After the other carriers moved to DFW in 1974, the City of Dallas opened an ice rink inside the terminal lobby. Meanwhile, on Super Bowl Sunday of that year, Southwest had moved its operation from the North Concourse to the old American Airlines concourse. In the period up to 1978, Southwest began service to almost every major Texas city from Dallas Love. 1978 saw the passage of the Airline Deregulation Act, which would bring price and route competition to the skies over America, and deregulation came about primarily due to the success of intrastate carriers like Southwest.
The new legislation also gave Southwest the chance to serve cities beyond Texas, and in 1979, the carrier was awarded the Dallas/New Orleans route, its first outside of Texas. Alarmed that interstate service from Love Field would harm the DFW Airport, House Speaker Jim Wright introduces legislation that would restrict interstate service from Love. The final version of this legislation prohibited service between Love Field and any point outside of Texas and the four states surrounding Texas: Arkansas, Louisiana, New Mexico, and Oklahoma. The 1997 Shelby Amendment added Kansas, Alabama, and Mississippi to the Love Field Service Area, and Missouri was added in 2005.
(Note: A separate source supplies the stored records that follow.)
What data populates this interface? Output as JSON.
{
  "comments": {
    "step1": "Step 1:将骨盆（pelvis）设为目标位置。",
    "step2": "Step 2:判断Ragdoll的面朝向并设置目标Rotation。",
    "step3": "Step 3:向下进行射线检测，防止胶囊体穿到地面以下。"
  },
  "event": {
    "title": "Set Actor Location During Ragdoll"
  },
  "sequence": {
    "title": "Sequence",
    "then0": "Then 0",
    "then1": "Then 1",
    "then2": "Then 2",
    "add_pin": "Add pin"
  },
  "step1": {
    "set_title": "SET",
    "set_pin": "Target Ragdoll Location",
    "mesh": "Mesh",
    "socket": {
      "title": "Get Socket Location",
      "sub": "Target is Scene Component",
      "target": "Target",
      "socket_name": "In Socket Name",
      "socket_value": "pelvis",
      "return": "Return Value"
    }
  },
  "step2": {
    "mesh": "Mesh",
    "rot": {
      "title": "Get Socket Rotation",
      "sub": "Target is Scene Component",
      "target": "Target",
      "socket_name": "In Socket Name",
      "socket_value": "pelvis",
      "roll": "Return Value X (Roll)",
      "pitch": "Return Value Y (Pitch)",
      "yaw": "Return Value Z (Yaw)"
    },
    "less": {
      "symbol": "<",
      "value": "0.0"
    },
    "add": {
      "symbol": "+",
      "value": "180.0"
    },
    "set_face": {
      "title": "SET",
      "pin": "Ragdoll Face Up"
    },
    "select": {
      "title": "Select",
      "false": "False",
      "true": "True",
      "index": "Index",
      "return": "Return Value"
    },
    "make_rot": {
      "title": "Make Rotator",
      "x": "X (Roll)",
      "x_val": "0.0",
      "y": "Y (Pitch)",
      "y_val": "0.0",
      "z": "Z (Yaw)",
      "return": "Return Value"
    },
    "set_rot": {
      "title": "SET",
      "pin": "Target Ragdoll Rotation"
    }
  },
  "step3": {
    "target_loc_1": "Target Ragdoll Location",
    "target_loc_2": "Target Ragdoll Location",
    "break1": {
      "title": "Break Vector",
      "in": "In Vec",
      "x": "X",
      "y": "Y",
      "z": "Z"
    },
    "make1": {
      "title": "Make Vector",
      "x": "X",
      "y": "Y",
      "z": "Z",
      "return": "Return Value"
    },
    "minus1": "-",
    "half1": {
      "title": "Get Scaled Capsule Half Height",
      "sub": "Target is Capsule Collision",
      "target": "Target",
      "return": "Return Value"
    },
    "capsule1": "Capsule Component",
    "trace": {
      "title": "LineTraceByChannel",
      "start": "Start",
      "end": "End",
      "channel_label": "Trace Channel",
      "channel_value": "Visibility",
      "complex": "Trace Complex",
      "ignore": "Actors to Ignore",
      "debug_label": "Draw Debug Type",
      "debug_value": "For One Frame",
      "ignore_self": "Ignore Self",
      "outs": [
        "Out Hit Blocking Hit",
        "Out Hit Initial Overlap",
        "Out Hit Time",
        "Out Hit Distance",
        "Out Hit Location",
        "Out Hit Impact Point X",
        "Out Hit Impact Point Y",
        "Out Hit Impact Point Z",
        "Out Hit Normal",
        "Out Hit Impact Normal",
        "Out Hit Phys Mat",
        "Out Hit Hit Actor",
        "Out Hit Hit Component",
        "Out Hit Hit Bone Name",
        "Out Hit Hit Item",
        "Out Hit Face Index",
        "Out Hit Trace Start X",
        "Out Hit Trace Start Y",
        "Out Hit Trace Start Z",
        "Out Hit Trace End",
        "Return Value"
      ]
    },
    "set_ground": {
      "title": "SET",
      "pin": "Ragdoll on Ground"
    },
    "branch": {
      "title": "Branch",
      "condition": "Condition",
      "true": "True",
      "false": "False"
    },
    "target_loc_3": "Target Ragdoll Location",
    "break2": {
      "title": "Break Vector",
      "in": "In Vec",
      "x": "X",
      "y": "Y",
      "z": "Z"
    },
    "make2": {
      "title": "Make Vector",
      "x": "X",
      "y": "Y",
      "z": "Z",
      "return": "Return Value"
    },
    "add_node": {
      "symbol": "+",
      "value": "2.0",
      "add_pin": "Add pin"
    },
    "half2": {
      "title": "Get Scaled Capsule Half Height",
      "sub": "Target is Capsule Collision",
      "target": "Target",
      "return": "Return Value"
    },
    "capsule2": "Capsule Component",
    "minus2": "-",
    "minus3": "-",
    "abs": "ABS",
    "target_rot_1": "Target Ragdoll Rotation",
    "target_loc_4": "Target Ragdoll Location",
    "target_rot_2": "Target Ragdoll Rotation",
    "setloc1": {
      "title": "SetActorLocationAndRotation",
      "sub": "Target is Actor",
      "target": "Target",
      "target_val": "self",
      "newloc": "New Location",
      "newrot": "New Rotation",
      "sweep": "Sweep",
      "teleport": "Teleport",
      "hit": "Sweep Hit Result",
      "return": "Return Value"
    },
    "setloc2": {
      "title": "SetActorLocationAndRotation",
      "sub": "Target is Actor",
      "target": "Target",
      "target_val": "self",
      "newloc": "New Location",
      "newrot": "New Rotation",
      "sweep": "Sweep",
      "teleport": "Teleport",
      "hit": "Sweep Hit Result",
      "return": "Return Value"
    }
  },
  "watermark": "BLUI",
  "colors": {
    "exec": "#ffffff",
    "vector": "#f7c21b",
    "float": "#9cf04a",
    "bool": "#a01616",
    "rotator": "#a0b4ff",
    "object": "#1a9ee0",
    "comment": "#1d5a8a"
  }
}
Other carriers, including Braniff, Texas International, American, Continental, Delta, and Legend served Love Field at various times over the three-plus decades after the opening of DFW Airport, and some continue their Love Field flights. During that time span, the terminal would change and adapt also. The original red façade of the Terminal would be replaced with the current metallic look, a new air traffic control tower would be opened, and a new multi-story parking garage would be constructed. To meet the needs of a post-9/11 world, the security checkpoints were enlarged.
In recognition of the maturity of the DFW Airport, the Wright Reform Act of 2006 became law in October of that year. This compromise legislation came about with the agreement of the Cities of Dallas and Fort Worth, the DFW Airport Board, American Airlines, and Southwest Airlines. The new legislation allowed through ticketing and one-stop, direct through flights to points beyond the Love Field Service Area to begin immediately, and in 2014, all domestic flight restrictions of the Wright Amendment will be repealed. This legislation also caps the number of gates available to airlines. The Love Field Modernization Program comes out of that agreement.
Click Here to Download Final Executed 5 Party Agreement